ABOUT THIS EXERCISE »
Every entry is to be returned unchanged, and no picture is to be included.

Top of SUPPLIED RECORDS

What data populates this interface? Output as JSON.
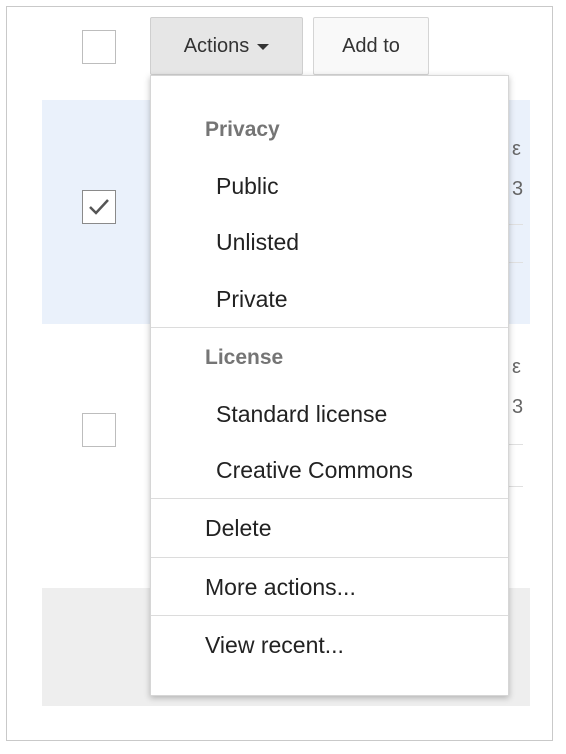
{
  "toolbar": {
    "actions_label": "Actions",
    "addto_label": "Add to"
  },
  "rows": [
    {
      "checked": false
    },
    {
      "checked": true
    },
    {
      "checked": false
    }
  ],
  "background_fragments": [
    "ε",
    "3",
    "ε",
    "3"
  ],
  "menu": {
    "sections": [
      {
        "heading": "Privacy",
        "items": [
          "Public",
          "Unlisted",
          "Private"
        ]
      },
      {
        "heading": "License",
        "items": [
          "Standard license",
          "Creative Commons"
        ]
      }
    ],
    "bottom_items": [
      "Delete",
      "More actions...",
      "View recent..."
    ]
  },
  "colors": {
    "selected_row": "#eaf1fb",
    "gray_row": "#eeeeee",
    "menu_heading": "#757575"
  }
}
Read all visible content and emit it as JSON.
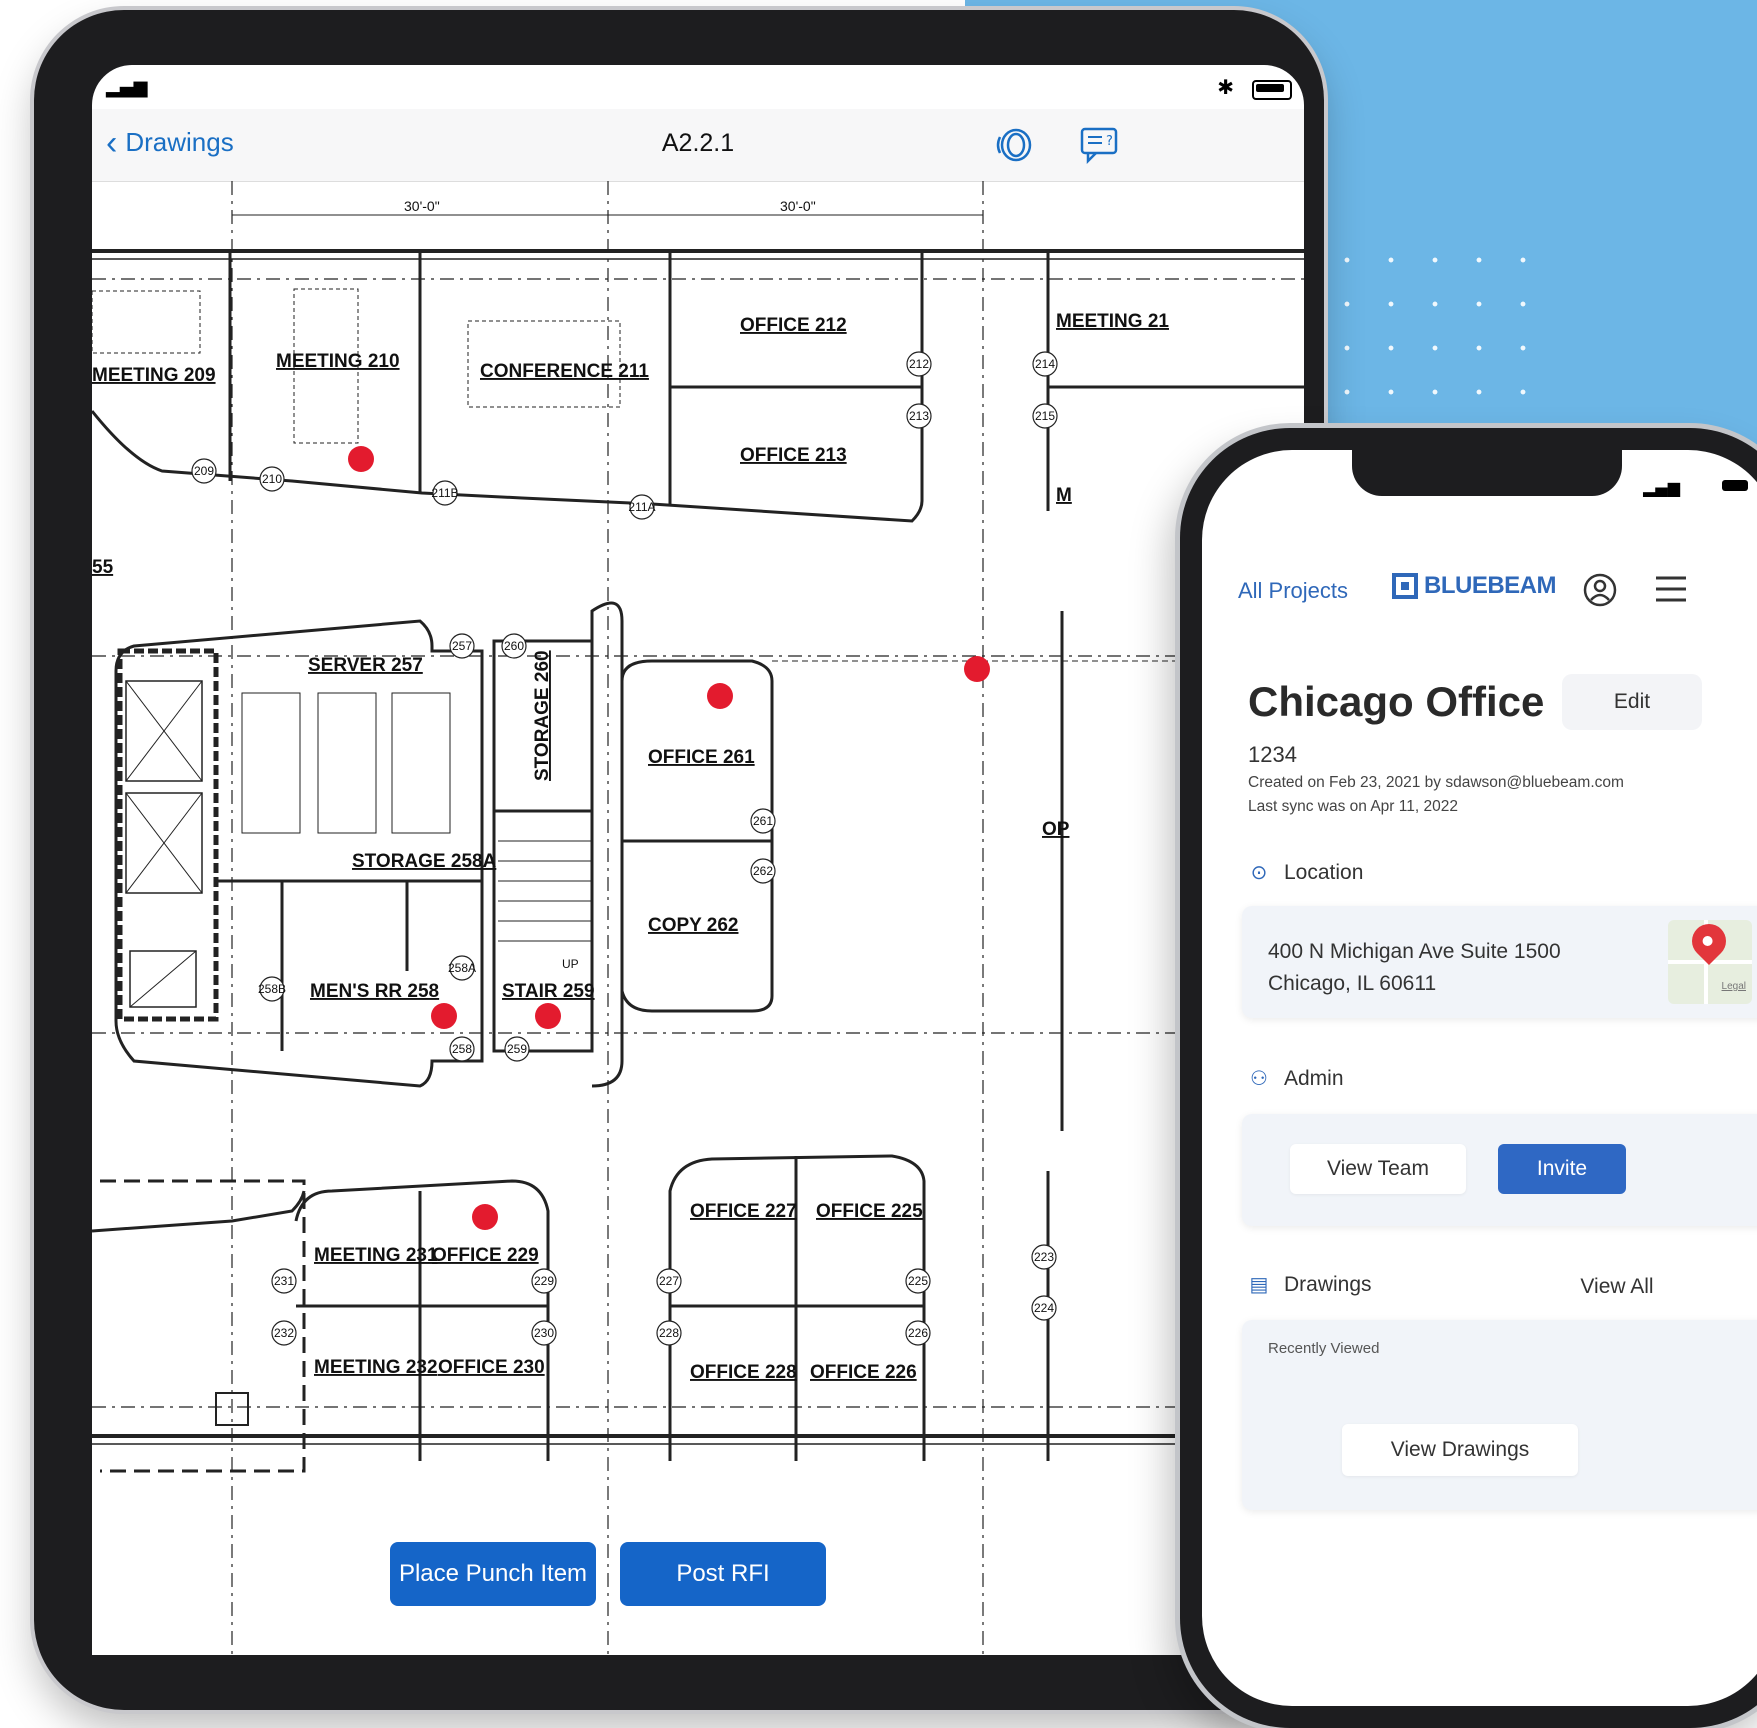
{
  "tablet": {
    "status": {
      "signal": "📶",
      "bluetooth": "✱"
    },
    "nav": {
      "back_label": "Drawings",
      "title": "A2.2.1",
      "icons": [
        "layers-icon",
        "rfi-chat-icon"
      ]
    },
    "plan": {
      "dimensions": [
        "30'-0\"",
        "30'-0\""
      ],
      "rooms": [
        "MEETING  209",
        "MEETING  210",
        "CONFERENCE  211",
        "OFFICE  212",
        "OFFICE  213",
        "MEETING  21",
        "SERVER  257",
        "STORAGE  260",
        "OFFICE  261",
        "STORAGE  258A",
        "COPY  262",
        "MEN'S RR  258",
        "STAIR  259",
        "MEETING  231",
        "OFFICE  229",
        "OFFICE  227",
        "OFFICE  225",
        "MEETING  232",
        "OFFICE  230",
        "OFFICE  228",
        "OFFICE  226",
        "55",
        "OP",
        "M"
      ],
      "door_tags": [
        "209",
        "210",
        "211B",
        "211A",
        "212",
        "213",
        "214",
        "215",
        "257",
        "260",
        "261",
        "262",
        "258A",
        "258B",
        "258",
        "259",
        "231",
        "232",
        "229",
        "230",
        "227",
        "228",
        "225",
        "226",
        "223",
        "224"
      ],
      "stair_label": "UP",
      "punch_marker_color": "#e31b2e"
    },
    "actions": {
      "place_punch": "Place Punch Item",
      "post_rfi": "Post RFI"
    }
  },
  "phone": {
    "header": {
      "all_projects": "All Projects",
      "brand": "BLUEBEAM",
      "icons": [
        "user-icon",
        "menu-icon"
      ]
    },
    "project": {
      "title": "Chicago Office",
      "edit": "Edit",
      "number": "1234",
      "created": "Created on Feb 23, 2021 by sdawson@bluebeam.com",
      "last_sync": "Last sync was on Apr 11, 2022"
    },
    "location": {
      "heading": "Location",
      "line1": "400 N Michigan Ave Suite 1500",
      "line2": "Chicago, IL 60611",
      "map_legal": "Legal"
    },
    "admin": {
      "heading": "Admin",
      "view_team": "View Team",
      "invite": "Invite"
    },
    "drawings": {
      "heading": "Drawings",
      "view_all": "View All",
      "recent": "Recently Viewed",
      "view_drawings": "View Drawings"
    }
  },
  "colors": {
    "accent": "#1565c8",
    "brand": "#2f68b9",
    "background": "#6cb6e6",
    "punch": "#e31b2e"
  }
}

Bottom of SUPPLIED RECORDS

RESULT BELOW »
What data populates this interface? Output as JSON.
{
  "toolbar": {
    "actions_label": "Actions",
    "addto_label": "Add to"
  },
  "rows": [
    {
      "checked": false
    },
    {
      "checked": true
    },
    {
      "checked": false
    }
  ],
  "background_fragments": [
    "ε",
    "3",
    "ε",
    "3"
  ],
  "menu": {
    "sections": [
      {
        "heading": "Privacy",
        "items": [
          "Public",
          "Unlisted",
          "Private"
        ]
      },
      {
        "heading": "License",
        "items": [
          "Standard license",
          "Creative Commons"
        ]
      }
    ],
    "bottom_items": [
      "Delete",
      "More actions...",
      "View recent..."
    ]
  },
  "colors": {
    "selected_row": "#eaf1fb",
    "gray_row": "#eeeeee",
    "menu_heading": "#757575"
  }
}
Read all visible content and emit it as JSON.
{
  "tablet": {
    "status": {
      "signal": "📶",
      "bluetooth": "✱"
    },
    "nav": {
      "back_label": "Drawings",
      "title": "A2.2.1",
      "icons": [
        "layers-icon",
        "rfi-chat-icon"
      ]
    },
    "plan": {
      "dimensions": [
        "30'-0\"",
        "30'-0\""
      ],
      "rooms": [
        "MEETING  209",
        "MEETING  210",
        "CONFERENCE  211",
        "OFFICE  212",
        "OFFICE  213",
        "MEETING  21",
        "SERVER  257",
        "STORAGE  260",
        "OFFICE  261",
        "STORAGE  258A",
        "COPY  262",
        "MEN'S RR  258",
        "STAIR  259",
        "MEETING  231",
        "OFFICE  229",
        "OFFICE  227",
        "OFFICE  225",
        "MEETING  232",
        "OFFICE  230",
        "OFFICE  228",
        "OFFICE  226",
        "55",
        "OP",
        "M"
      ],
      "door_tags": [
        "209",
        "210",
        "211B",
        "211A",
        "212",
        "213",
        "214",
        "215",
        "257",
        "260",
        "261",
        "262",
        "258A",
        "258B",
        "258",
        "259",
        "231",
        "232",
        "229",
        "230",
        "227",
        "228",
        "225",
        "226",
        "223",
        "224"
      ],
      "stair_label": "UP",
      "punch_marker_color": "#e31b2e"
    },
    "actions": {
      "place_punch": "Place Punch Item",
      "post_rfi": "Post RFI"
    }
  },
  "phone": {
    "header": {
      "all_projects": "All Projects",
      "brand": "BLUEBEAM",
      "icons": [
        "user-icon",
        "menu-icon"
      ]
    },
    "project": {
      "title": "Chicago Office",
      "edit": "Edit",
      "number": "1234",
      "created": "Created on Feb 23, 2021 by sdawson@bluebeam.com",
      "last_sync": "Last sync was on Apr 11, 2022"
    },
    "location": {
      "heading": "Location",
      "line1": "400 N Michigan Ave Suite 1500",
      "line2": "Chicago, IL 60611",
      "map_legal": "Legal"
    },
    "admin": {
      "heading": "Admin",
      "view_team": "View Team",
      "invite": "Invite"
    },
    "drawings": {
      "heading": "Drawings",
      "view_all": "View All",
      "recent": "Recently Viewed",
      "view_drawings": "View Drawings"
    }
  },
  "colors": {
    "accent": "#1565c8",
    "brand": "#2f68b9",
    "background": "#6cb6e6",
    "punch": "#e31b2e"
  }
}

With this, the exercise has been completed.